Objectives: to determine whether irradiation is an independent risk factor for carotid atherosclerosis, and propose guidelines for patient follow-up. Design: a retrospective case control study. Materials and methods: two groups of patients with severe carotid artery stenosis (>70%) were compared: 30 post-neck irradiation patients, and a control group of 100 patients with no history of neck irradiation. Disease location and severity were assessed by duplex. The relationship between atherosclerotic risk factors, time since irradiation and carotid artery disease was examined. Results: the average age of study group patients was 67 years (43-86) compared to 69 years (46-89) in the control group. The average interval from irradiation to diagnosis was 14 years (3-53) (median 12.5 years). The study group suffered less from diabetes, ischaemic heart disease, and peripheral vascular disease (p<0.02). There were no significant differences among risk factors with respect to age, gender, smoking, hypertension, and hypercholesterolemia. Post-neck irradiation patients had a significantly higher prevalence of bilateral disease (p=0.02), and a higher rate of common carotid artery lesions (p<0.002). Conclusions: neck irradiation should be considered a risk factor for occlusive carotid artery disease. Preoperative angiographic study should be considered, due to frequent involvement of the common carotid artery.

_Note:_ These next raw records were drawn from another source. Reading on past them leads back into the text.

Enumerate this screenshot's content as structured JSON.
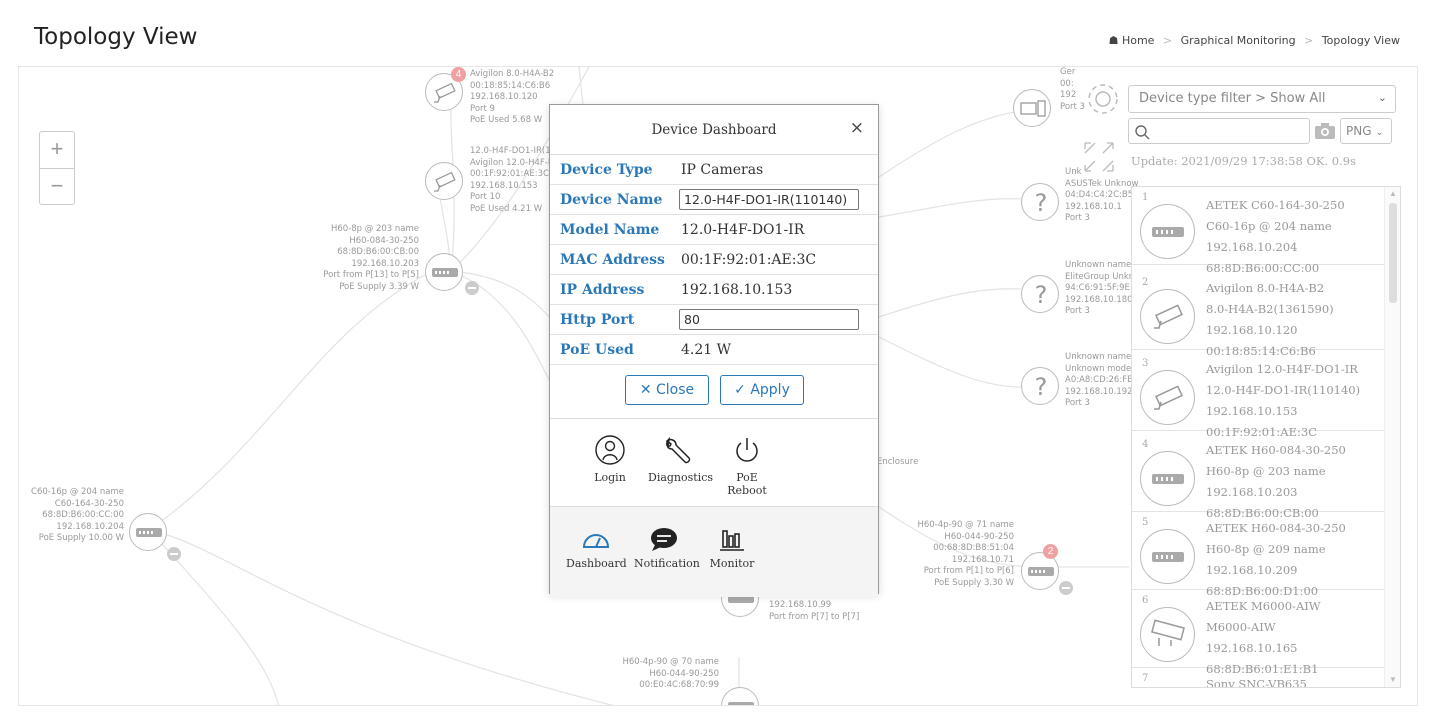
{
  "page": {
    "title": "Topology View",
    "breadcrumb": [
      "Home",
      "Graphical Monitoring",
      "Topology View"
    ]
  },
  "zoom": {
    "in": "+",
    "out": "−"
  },
  "topology_labels": {
    "cam1": [
      "Avigilon 8.0-H4A-B2",
      "00:18:85:14:C6:B6",
      "192.168.10.120",
      "Port 9",
      "PoE Used 5.68 W"
    ],
    "cam1_badge": "4",
    "cam2": [
      "12.0-H4F-DO1-IR(11",
      "Avigilon 12.0-H4F-DO",
      "00:1F:92:01:AE:3C",
      "192.168.10.153",
      "Port 10",
      "PoE Used 4.21 W"
    ],
    "sw_h60": [
      "H60-8p @ 203 name",
      "H60-084-30-250",
      "68:8D:B6:00:CB:00",
      "192.168.10.203",
      "Port from P[13] to P[5]",
      "PoE Supply 3.39 W"
    ],
    "sw_c60": [
      "C60-16p @ 204 name",
      "C60-164-30-250",
      "68:8D:B6:00:CC:00",
      "192.168.10.204",
      "PoE Supply 10.00 W"
    ],
    "unknown1": [
      "Unk",
      "ASUSTek Unknow",
      "04:D4:C4:2C:B5:E",
      "192.168.10.1",
      "Port 3"
    ],
    "unknown2": [
      "Unknown name",
      "EliteGroup Unknow",
      "94:C6:91:5F:9E:E",
      "192.168.10.180",
      "Port 3"
    ],
    "unknown3": [
      "Unknown name",
      "Unknown model",
      "A0:A8:CD:26:FE:F",
      "192.168.10.192",
      "Port 3"
    ],
    "pc_top": [
      "Ger",
      "00:",
      "192",
      "Port 3"
    ],
    "sw_h60_4p": [
      "H60-4p-90 @ 71 name",
      "H60-044-90-250",
      "00:68:8D:B8:51:04",
      "192.168.10.71",
      "Port from P[1] to P[6]",
      "PoE Supply 3.30 W"
    ],
    "sw_h60_4p_badge": "2",
    "sw_mid": [
      "192.168.10.99",
      "Port from P[7] to P[7]"
    ],
    "sw_bottom": [
      "H60-4p-90 @ 70 name",
      "H60-044-90-250",
      "00:E0:4C:68:70:99"
    ],
    "enclosure": "Enclosure"
  },
  "right_panel": {
    "filter_value": "Device type filter > Show All",
    "search_placeholder": "",
    "export_format": "PNG",
    "update_text": "Update: 2021/09/29 17:38:58 OK. 0.9s",
    "devices": [
      {
        "index": "1",
        "type": "switch",
        "lines": [
          "AETEK C60-164-30-250",
          "C60-16p @ 204 name",
          "192.168.10.204",
          "68:8D:B6:00:CC:00"
        ]
      },
      {
        "index": "2",
        "type": "camera",
        "lines": [
          "Avigilon 8.0-H4A-B2",
          "8.0-H4A-B2(1361590)",
          "192.168.10.120",
          "00:18:85:14:C6:B6"
        ]
      },
      {
        "index": "3",
        "type": "camera",
        "lines": [
          "Avigilon 12.0-H4F-DO1-IR",
          "12.0-H4F-DO1-IR(110140)",
          "192.168.10.153",
          "00:1F:92:01:AE:3C"
        ]
      },
      {
        "index": "4",
        "type": "switch",
        "lines": [
          "AETEK H60-084-30-250",
          "H60-8p @ 203 name",
          "192.168.10.203",
          "68:8D:B6:00:CB:00"
        ]
      },
      {
        "index": "5",
        "type": "switch",
        "lines": [
          "AETEK H60-084-30-250",
          "H60-8p @ 209 name",
          "192.168.10.209",
          "68:8D:B6:00:D1:00"
        ]
      },
      {
        "index": "6",
        "type": "camera",
        "lines": [
          "AETEK M6000-AIW",
          "M6000-AIW",
          "192.168.10.165",
          "68:8D:B6:01:E1:B1"
        ]
      },
      {
        "index": "7",
        "type": "camera",
        "lines": [
          "Sony SNC-VB635",
          "",
          "",
          ""
        ]
      }
    ]
  },
  "modal": {
    "title": "Device Dashboard",
    "close_symbol": "×",
    "fields": {
      "device_type_label": "Device Type",
      "device_type_value": "IP Cameras",
      "device_name_label": "Device Name",
      "device_name_value": "12.0-H4F-DO1-IR(110140)",
      "model_name_label": "Model Name",
      "model_name_value": "12.0-H4F-DO1-IR",
      "mac_label": "MAC Address",
      "mac_value": "00:1F:92:01:AE:3C",
      "ip_label": "IP Address",
      "ip_value": "192.168.10.153",
      "http_port_label": "Http Port",
      "http_port_value": "80",
      "poe_label": "PoE Used",
      "poe_value": "4.21 W"
    },
    "close_button": "Close",
    "apply_button": "Apply",
    "actions": {
      "login": "Login",
      "diagnostics": "Diagnostics",
      "poe_reboot": "PoE Reboot"
    },
    "tabs": {
      "dashboard": "Dashboard",
      "notification": "Notification",
      "monitor": "Monitor"
    }
  },
  "colors": {
    "accent": "#2b78b8",
    "badge": "#f0a0a0",
    "muted_text": "#999999"
  }
}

|Number of pages||4|
|Journal||European Journal of Vascular and Endovascular Surgery|
|State||Published - Apr 2002|
- Neck irradiation